Clients who have difficulty with logical thinking after neurological injury learn to make accurate deductions with these lessons. The lessons are controlled for language difficulty and have a systematic progression.
- Use logical thinking and make reasonable inferences
- Improve basic reasoning and decision-making
The one-page activities give clients targeted practice in deductive reasoning from a variety of perspectives. Simple, uncluttered pages and a carefully planned task sequence train clients to identify salient information and use convergent reasoning. Clients respond to the tasks by marking the correct answer, giving verbal answers, and writing one-word answers. A screening tool helps you identify the client's reasoning strategies prior to designing therapy sessions.
The activities include:
- making word deductions from sentences and clues (e.g., What has pages, a cover, and is read?)
- answering if/then questions
- answering what, who, and which questions
- determining figural and object classes from visual and verbal clues
You may purchase Just for Adults Deductions individually or as part of the 6-book Just for Adults set. The 6-book set consists of:
Copyright © 2007
- Communication, both verbal and nonverbal, is a fundamental human need. Meeting this need by facilitating and enhancing communication in any form can be vital to a patient's well-being (NSA, 2005).
- Rehabilitation is an important part of recovering from a stroke, and the goal is to regain as much independence as possible (NSA, 2005).
- In an extensive review of the literature, Holland, Fromm, DeRuyter, and Stein (1996) found aphasia treatment to be efficacious and benefited the majority of individuals with aphasia in comparison to no treatment groups.
- Therapy should include tasks that focus on semantic processing, including semantic cueing of spoken output, semantic judgments, categorization, and word-to-picture matching (Taylor-Goh, 2005).
- Therapy may target the comprehension and production of complex, as well as simple, sentence forms (Taylor-Goh, 2005).
Just for Adults Deductions incorporates these principles and is also based on expert professional practice.
Holland, A.L., Fromm, D.S., DeRuyter, F., & Stein, M. (1996). Treatment efficacy: Aphasia. Journal of Speech and Hearing Research, 39, S27-S36.
National Stroke Association (NSA). (2005). Clinical guidelines for stroke rehabilitation and recovery. Retrieved August 13, 2009, from www.nhmrc.gov.au/publications/synopses/_files/cp105.pdf

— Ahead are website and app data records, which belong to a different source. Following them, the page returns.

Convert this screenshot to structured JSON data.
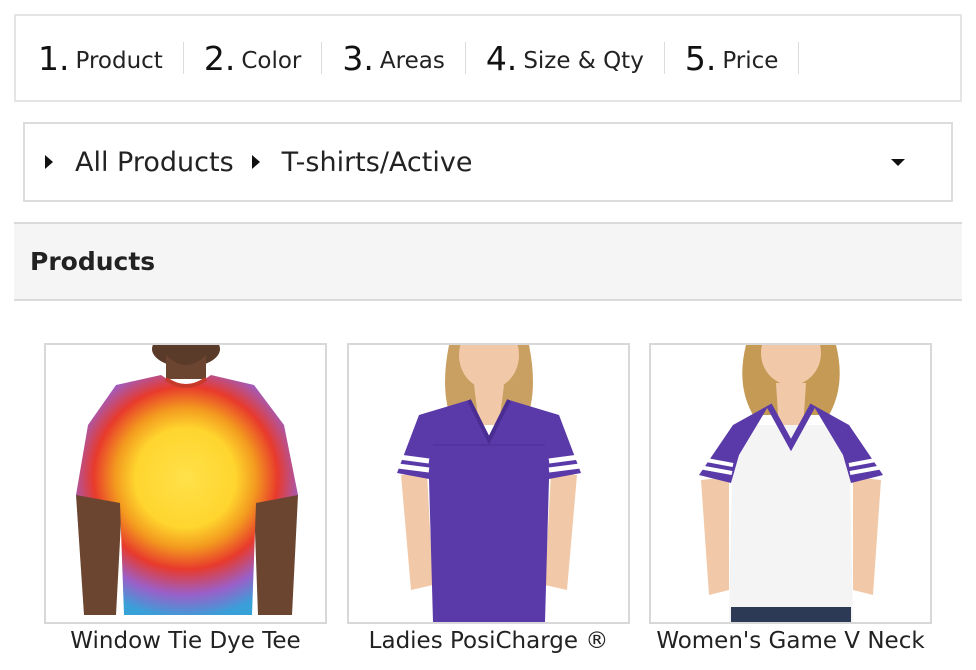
{
  "steps": [
    {
      "num": "1.",
      "label": "Product"
    },
    {
      "num": "2.",
      "label": "Color"
    },
    {
      "num": "3.",
      "label": "Areas"
    },
    {
      "num": "4.",
      "label": "Size & Qty"
    },
    {
      "num": "5.",
      "label": "Price"
    }
  ],
  "breadcrumb": {
    "items": [
      "All Products",
      "T-shirts/Active"
    ],
    "dropdown_icon": "caret-down-icon"
  },
  "products": {
    "title": "Products",
    "items": [
      {
        "name": "Window Tie Dye Tee",
        "image": "tie-dye-tshirt-image"
      },
      {
        "name": "Ladies PosiCharge ®",
        "image": "purple-jersey-image"
      },
      {
        "name": "Women's Game V Neck",
        "image": "raglan-v-neck-image"
      }
    ]
  },
  "colors": {
    "border": "#dcdcdc",
    "header_bg": "#f5f5f5",
    "purple": "#5a3aa8"
  }
}
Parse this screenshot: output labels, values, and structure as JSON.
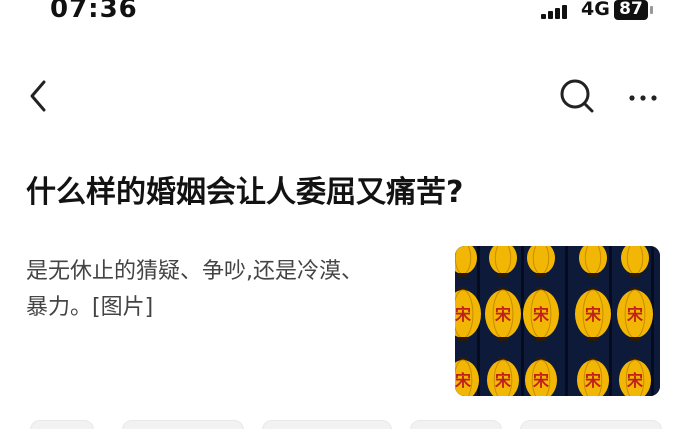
{
  "status_bar": {
    "time": "07:36",
    "network": "4G",
    "battery": "87",
    "signal_icon": "signal-bars-icon"
  },
  "nav": {
    "back_icon": "chevron-left-icon",
    "search_icon": "search-icon",
    "more_icon": "more-horizontal-icon"
  },
  "question": {
    "title": "什么样的婚姻会让人委屈又痛苦?"
  },
  "answer": {
    "excerpt_line1": "是无休止的猜疑、争吵,还是冷漠、",
    "excerpt_line2": "暴力。[图片]",
    "thumbnail_lantern_char": "宋"
  },
  "colors": {
    "text_primary": "#121212",
    "text_secondary": "#444444",
    "lantern": "#f2b705",
    "lantern_dark": "#c98c00",
    "thumbnail_bg": "#0d1a3a"
  }
}
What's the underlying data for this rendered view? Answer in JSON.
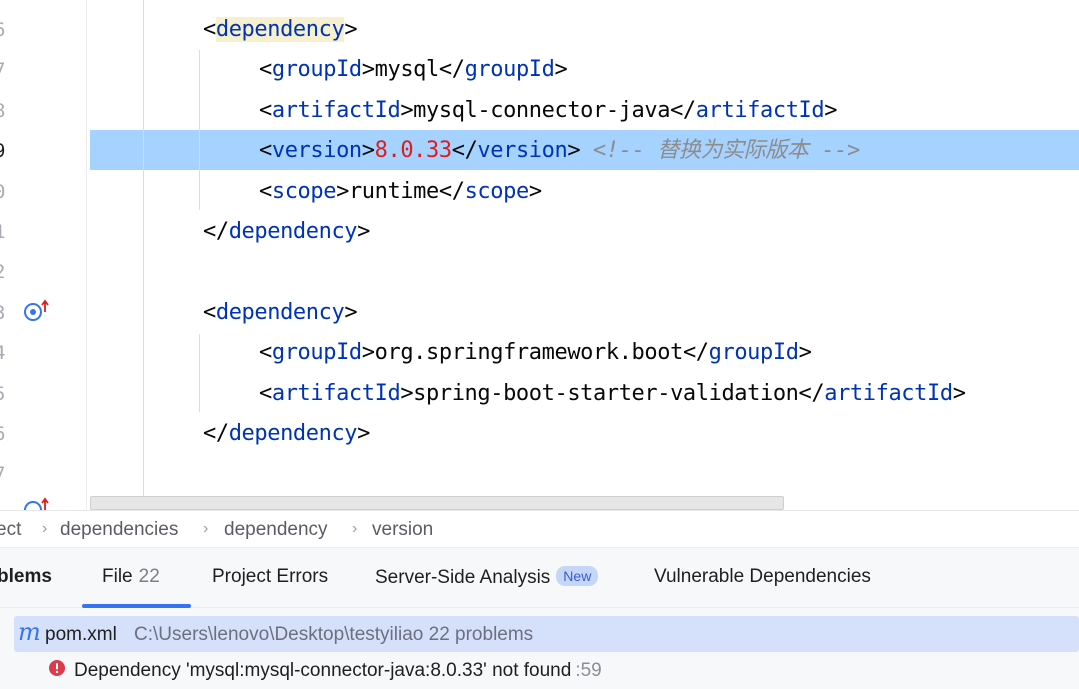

Taylor-Goh, S. (2005). Royal college of speech & language therapists: Clinical guidelines. United Kingdom: Speechmark.